“I really love those 1960s and 1970s soundtracks,” Crispian says. “Not only are they incredible songs, but the production is thrilling and completely insane. Bollywood producers of that period were heavily into Morricone and psychedelic pop.
“We’ve always shared that similar ambition to create a visual experience from a recording, whether it’s using sound effects, soundscapes or lyrics. As John would say, ‘Listen to the colours of your dreams.’ That visual approach was and always has been our calling card.”
In the MetalTalk office, we’ve been playing the new album, and it sounds fresh and exciting.

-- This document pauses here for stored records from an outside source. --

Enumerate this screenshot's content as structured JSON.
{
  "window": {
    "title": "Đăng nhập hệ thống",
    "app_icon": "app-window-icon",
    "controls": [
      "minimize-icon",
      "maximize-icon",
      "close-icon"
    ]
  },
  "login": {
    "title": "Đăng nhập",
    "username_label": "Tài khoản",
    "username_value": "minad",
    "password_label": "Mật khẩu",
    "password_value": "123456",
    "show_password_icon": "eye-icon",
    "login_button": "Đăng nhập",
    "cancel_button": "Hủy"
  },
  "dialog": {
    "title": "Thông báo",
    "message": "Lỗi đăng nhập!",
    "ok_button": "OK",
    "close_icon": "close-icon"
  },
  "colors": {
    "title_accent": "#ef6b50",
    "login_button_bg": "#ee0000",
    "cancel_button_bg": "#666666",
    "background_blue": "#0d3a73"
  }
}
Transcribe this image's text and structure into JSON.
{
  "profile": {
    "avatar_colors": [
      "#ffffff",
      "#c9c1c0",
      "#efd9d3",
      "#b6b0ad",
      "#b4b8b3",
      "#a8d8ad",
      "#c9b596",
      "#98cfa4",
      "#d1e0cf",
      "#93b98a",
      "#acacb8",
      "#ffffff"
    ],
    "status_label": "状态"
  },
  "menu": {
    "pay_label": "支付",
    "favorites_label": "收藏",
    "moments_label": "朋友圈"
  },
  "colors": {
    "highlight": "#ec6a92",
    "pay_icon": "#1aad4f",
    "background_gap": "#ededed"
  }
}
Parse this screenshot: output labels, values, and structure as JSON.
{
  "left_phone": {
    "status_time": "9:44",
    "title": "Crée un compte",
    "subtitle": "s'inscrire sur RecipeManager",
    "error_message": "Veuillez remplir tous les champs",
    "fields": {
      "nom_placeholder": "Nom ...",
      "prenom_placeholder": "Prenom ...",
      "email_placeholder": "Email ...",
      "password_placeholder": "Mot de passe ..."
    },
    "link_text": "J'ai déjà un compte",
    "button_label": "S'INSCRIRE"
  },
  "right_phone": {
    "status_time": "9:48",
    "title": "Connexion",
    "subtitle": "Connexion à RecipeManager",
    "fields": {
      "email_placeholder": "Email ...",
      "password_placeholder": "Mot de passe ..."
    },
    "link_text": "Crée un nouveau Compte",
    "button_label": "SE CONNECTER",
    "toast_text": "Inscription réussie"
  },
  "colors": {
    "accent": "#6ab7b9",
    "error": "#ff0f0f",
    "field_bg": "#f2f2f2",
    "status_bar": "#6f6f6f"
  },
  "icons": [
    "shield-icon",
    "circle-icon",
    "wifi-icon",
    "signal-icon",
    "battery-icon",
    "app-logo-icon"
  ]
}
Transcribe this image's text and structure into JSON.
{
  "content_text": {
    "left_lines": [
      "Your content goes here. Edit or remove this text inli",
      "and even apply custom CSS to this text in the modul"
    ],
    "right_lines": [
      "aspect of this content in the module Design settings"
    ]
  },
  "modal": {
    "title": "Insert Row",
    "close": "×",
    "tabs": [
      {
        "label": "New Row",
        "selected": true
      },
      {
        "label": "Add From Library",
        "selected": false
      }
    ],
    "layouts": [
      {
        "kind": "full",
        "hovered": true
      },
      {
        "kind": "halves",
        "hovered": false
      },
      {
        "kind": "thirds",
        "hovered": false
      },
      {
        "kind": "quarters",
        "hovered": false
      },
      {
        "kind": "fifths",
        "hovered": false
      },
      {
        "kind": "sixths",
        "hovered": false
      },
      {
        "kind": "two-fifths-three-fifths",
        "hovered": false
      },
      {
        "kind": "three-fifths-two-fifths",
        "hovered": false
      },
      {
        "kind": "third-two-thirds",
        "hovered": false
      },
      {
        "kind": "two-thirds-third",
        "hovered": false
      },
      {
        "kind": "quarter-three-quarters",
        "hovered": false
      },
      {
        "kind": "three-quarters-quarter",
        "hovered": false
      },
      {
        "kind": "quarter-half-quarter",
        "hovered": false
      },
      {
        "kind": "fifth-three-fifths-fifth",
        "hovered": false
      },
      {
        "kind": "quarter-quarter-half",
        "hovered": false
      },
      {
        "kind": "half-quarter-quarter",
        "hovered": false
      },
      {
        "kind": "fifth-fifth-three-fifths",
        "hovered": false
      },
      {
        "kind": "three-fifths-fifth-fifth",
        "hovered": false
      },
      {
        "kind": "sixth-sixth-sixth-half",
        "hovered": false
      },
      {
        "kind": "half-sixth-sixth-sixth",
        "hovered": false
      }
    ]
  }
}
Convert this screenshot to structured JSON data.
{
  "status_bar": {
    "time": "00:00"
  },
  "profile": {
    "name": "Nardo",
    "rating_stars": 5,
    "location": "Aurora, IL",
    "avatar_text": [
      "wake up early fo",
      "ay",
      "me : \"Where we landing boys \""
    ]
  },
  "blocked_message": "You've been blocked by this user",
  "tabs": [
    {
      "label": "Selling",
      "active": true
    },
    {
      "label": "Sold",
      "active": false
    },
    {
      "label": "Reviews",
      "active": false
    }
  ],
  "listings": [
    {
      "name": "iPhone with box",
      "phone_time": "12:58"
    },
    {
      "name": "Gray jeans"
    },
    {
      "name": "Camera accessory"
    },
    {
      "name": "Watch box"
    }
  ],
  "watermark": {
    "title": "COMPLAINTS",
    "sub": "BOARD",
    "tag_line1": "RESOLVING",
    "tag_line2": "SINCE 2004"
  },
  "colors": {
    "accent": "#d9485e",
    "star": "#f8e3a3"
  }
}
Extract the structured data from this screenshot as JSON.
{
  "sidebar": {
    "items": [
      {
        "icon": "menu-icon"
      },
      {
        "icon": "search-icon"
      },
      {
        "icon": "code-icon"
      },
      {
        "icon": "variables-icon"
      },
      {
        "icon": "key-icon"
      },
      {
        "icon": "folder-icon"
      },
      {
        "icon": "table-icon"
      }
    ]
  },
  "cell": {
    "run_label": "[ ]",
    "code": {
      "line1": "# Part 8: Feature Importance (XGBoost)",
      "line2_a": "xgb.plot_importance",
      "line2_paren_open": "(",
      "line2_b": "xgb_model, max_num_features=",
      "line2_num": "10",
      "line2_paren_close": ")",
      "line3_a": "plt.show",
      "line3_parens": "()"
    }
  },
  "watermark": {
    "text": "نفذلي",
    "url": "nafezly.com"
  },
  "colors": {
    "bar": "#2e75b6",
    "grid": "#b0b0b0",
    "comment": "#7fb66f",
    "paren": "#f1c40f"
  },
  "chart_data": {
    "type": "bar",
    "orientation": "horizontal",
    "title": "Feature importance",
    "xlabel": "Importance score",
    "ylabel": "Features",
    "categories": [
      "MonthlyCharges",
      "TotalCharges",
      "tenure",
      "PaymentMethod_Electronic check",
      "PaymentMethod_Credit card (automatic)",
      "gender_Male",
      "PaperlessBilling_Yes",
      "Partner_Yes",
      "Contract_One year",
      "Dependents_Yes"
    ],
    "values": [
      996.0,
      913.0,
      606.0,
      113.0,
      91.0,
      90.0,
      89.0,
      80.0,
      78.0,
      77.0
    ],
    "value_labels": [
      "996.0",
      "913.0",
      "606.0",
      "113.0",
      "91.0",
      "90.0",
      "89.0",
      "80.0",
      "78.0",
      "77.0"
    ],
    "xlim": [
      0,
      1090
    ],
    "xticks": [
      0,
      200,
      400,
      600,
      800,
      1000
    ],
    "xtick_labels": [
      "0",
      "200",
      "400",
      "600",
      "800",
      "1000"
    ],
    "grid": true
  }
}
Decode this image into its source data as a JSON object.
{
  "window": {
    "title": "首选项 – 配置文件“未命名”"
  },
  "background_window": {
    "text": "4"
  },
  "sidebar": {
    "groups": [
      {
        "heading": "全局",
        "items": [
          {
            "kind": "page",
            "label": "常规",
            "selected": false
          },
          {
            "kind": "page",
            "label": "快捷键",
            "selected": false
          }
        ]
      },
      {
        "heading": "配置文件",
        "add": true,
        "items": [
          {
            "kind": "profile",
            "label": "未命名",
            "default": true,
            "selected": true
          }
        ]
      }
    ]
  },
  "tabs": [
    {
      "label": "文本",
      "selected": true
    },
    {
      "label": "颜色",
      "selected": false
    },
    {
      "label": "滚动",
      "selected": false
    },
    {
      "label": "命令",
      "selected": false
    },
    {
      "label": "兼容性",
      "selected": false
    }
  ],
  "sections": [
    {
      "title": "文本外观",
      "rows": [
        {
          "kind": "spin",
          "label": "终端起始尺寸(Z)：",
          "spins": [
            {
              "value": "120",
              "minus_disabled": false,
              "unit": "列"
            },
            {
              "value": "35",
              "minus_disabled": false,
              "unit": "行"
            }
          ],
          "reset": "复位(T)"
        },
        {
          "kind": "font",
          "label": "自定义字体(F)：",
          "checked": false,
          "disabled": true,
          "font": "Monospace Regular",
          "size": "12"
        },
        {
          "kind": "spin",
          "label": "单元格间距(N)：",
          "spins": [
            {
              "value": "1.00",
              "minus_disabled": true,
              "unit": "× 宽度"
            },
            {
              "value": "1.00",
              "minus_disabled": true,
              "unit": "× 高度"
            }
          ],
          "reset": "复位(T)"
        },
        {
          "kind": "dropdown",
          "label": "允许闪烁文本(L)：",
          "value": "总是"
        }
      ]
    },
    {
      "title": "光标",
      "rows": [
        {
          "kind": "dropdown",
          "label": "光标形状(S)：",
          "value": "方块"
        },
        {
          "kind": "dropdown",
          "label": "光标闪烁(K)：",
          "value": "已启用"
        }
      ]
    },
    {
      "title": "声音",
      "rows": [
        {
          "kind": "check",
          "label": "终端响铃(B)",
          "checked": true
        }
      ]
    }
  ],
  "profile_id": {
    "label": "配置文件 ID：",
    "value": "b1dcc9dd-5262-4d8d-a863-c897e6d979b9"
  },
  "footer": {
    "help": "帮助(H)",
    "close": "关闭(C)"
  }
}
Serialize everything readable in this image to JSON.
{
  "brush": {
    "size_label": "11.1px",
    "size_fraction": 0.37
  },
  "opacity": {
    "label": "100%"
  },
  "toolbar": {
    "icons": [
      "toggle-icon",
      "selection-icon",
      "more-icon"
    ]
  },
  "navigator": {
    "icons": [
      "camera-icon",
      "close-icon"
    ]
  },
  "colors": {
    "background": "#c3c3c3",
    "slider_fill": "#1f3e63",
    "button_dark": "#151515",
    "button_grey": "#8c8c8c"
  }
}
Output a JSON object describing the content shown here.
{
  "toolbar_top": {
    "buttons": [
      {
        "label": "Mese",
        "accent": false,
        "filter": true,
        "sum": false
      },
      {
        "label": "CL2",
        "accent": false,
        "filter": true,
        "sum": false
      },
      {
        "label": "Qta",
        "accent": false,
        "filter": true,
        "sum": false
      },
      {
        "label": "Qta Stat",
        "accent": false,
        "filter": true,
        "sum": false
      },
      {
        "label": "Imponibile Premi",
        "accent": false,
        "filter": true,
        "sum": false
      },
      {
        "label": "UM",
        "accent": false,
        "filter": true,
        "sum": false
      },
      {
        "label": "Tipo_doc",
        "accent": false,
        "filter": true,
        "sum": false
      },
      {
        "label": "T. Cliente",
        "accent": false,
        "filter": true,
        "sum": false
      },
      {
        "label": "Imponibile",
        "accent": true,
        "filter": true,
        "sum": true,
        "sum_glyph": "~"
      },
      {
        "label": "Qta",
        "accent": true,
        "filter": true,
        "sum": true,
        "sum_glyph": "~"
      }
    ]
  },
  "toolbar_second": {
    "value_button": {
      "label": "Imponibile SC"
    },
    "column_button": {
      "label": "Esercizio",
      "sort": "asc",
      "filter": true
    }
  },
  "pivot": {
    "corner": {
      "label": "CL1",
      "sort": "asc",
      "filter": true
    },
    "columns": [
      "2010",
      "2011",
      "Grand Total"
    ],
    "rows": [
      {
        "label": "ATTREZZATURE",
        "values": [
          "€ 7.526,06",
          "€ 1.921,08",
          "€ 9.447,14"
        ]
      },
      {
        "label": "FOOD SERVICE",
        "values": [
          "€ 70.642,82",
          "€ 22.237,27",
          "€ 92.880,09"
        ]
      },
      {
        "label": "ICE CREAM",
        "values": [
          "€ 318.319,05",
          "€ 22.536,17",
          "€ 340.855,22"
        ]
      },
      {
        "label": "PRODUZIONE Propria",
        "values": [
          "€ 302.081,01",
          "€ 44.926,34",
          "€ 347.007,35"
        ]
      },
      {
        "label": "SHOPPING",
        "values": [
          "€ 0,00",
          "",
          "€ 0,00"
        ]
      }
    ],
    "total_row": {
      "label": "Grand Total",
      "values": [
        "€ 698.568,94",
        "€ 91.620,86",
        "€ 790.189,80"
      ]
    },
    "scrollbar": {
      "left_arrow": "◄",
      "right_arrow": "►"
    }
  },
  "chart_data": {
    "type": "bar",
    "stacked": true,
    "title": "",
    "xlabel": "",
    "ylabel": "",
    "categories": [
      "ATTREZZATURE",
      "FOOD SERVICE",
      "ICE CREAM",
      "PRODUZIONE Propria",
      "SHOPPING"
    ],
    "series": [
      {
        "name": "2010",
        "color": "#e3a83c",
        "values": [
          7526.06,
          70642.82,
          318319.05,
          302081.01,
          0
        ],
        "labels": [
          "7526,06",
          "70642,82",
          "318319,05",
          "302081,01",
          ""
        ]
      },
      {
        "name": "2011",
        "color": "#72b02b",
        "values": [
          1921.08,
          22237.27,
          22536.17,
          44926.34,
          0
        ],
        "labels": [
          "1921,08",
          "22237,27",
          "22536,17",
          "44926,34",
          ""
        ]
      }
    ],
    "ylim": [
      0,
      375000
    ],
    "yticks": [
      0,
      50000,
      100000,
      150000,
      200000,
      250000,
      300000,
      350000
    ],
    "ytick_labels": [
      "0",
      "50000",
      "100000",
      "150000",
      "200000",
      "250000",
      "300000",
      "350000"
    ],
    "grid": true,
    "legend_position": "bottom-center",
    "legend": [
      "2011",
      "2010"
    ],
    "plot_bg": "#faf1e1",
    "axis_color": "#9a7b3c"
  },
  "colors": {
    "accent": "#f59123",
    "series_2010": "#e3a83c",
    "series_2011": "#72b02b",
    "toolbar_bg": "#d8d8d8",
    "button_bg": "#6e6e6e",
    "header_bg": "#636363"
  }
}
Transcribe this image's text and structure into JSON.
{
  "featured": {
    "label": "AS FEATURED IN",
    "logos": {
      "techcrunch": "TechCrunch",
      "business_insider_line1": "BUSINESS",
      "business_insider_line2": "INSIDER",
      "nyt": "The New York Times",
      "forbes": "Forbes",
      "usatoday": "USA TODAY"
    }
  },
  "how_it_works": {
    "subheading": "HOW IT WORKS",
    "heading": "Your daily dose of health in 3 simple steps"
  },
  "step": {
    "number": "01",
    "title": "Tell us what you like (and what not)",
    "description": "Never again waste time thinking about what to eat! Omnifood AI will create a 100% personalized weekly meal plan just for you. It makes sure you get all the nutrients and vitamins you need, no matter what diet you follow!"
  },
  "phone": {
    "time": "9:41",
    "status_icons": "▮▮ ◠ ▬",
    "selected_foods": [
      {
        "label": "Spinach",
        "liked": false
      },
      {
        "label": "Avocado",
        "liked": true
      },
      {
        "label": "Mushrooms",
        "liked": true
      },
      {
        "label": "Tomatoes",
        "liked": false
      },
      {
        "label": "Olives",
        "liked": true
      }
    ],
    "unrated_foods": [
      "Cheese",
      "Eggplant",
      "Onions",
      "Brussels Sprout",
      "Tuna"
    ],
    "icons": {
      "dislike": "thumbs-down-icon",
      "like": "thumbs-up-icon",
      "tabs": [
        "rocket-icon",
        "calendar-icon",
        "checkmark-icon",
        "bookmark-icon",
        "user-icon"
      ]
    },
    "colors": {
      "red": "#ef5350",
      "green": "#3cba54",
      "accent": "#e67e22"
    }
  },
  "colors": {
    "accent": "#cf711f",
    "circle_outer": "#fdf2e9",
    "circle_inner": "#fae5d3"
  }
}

It certainly feels like every song has a story to tell.
“We recorded between breaks during gigging as it’s the surest way to capture that live energy,” Crispian said. “Much of the recording went smoothly and quickly. The longest part of the process usually involved finding the right tempo. The way an acoustic demo sounds, or the feel of a song played live, is rarely the perfect tempo for recording, so it often requires a bit of trial and error. When you see the engineer start to nod his head and dance about, it usually means you’ve nailed it.
“The songwriting process was fairly quick but intensive, with lots of acoustic demos. The return of Jay created a good wave of energy, and we road-tested a lot of these songs before we recorded them. Waves, Gaslighting, Natural Magick, and Taxes all got hammered live before we went into the studio.”
Crispian told us that the new album is “almost a collection of singles.” This is not something we would argue against. “Every song stands up,” he said. “There’s a definite lyrical thread weaving its way through the album, with the forces of darkness and light battling for the eternal soul.
“But, on the whole, Natural Magick feels like a ‘refresh’, which is fun and exciting and much less messy than a rebirth.”